ASSIGNMENT: Where the string "align" occurs in a line of the entries below, copy that line.

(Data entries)
----------

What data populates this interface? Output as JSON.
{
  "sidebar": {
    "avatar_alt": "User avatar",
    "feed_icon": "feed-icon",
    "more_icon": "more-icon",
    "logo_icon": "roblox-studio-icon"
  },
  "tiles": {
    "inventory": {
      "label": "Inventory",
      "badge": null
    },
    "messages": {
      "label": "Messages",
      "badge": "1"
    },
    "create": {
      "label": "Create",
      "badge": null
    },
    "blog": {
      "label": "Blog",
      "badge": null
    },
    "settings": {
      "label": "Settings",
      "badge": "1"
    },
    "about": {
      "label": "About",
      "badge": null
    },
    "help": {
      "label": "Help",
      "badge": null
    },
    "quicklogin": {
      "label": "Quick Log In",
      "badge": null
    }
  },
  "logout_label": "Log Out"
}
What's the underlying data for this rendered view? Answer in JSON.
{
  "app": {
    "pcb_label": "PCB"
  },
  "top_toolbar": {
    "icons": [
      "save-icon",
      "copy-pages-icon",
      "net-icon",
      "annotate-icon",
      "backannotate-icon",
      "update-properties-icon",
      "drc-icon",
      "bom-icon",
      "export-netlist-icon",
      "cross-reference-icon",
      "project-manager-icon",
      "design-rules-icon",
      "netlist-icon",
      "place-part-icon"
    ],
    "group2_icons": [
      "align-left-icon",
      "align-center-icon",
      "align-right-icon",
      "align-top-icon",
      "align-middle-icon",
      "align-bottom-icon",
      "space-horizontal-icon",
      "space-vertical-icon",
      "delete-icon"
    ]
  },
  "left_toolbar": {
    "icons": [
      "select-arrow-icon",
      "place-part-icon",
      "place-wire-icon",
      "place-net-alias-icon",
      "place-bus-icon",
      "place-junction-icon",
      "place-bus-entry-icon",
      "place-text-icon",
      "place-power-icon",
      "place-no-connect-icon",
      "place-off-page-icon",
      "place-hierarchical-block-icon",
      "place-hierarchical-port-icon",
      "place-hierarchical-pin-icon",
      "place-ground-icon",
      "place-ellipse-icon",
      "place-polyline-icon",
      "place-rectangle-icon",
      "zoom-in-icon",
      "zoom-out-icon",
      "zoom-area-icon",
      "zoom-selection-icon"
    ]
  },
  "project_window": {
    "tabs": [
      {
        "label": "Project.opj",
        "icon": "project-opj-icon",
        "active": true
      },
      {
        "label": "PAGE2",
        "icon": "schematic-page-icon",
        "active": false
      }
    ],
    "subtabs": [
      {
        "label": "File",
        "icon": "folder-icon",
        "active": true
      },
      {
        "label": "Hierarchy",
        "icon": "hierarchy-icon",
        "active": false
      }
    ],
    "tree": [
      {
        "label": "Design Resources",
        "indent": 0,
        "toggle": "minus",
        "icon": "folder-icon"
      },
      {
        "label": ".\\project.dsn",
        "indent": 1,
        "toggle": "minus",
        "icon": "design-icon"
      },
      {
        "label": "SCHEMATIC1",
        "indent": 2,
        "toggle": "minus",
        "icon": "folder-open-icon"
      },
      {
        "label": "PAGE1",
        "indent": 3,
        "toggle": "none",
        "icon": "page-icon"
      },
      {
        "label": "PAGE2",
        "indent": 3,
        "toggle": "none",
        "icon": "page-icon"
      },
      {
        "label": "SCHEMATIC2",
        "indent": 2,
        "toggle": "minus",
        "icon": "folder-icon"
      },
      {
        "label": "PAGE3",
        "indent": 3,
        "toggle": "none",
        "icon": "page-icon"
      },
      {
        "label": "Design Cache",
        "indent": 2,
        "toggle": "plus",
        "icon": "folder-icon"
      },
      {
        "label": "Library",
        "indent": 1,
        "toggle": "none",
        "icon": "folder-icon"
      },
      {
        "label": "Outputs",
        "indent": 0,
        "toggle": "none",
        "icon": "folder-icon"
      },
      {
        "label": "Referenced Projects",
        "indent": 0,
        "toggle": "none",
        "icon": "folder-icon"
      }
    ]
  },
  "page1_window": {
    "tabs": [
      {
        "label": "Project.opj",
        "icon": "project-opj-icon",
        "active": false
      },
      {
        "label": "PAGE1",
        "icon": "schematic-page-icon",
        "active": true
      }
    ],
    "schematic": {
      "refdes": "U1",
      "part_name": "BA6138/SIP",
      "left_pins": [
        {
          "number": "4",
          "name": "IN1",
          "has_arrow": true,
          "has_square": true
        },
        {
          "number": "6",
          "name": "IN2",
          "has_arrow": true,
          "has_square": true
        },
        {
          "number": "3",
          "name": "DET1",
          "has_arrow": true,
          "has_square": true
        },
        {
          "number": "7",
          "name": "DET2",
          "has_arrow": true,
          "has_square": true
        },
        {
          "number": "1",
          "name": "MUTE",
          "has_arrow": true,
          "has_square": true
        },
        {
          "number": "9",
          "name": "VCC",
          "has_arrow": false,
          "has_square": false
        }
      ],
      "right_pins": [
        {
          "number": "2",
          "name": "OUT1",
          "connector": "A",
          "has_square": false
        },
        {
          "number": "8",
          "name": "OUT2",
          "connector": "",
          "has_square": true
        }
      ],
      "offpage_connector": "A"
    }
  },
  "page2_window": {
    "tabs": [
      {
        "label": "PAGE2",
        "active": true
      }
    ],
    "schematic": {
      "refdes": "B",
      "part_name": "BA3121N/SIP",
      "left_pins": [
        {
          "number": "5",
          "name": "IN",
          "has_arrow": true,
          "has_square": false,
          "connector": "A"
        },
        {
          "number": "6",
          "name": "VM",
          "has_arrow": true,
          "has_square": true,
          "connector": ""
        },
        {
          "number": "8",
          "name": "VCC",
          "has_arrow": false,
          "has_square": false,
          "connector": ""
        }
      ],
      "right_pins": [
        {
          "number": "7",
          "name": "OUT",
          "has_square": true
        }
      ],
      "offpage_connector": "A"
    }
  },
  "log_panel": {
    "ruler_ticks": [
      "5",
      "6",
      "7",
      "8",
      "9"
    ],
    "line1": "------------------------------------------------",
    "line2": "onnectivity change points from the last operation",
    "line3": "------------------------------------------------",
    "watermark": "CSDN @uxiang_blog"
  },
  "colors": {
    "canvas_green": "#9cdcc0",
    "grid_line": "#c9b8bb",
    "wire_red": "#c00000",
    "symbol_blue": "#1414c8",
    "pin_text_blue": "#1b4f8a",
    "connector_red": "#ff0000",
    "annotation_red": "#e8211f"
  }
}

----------

ANSWER SPACE:
      "align-left-icon",
      "align-center-icon",
      "align-right-icon",
      "align-top-icon",
      "align-middle-icon",
      "align-bottom-icon",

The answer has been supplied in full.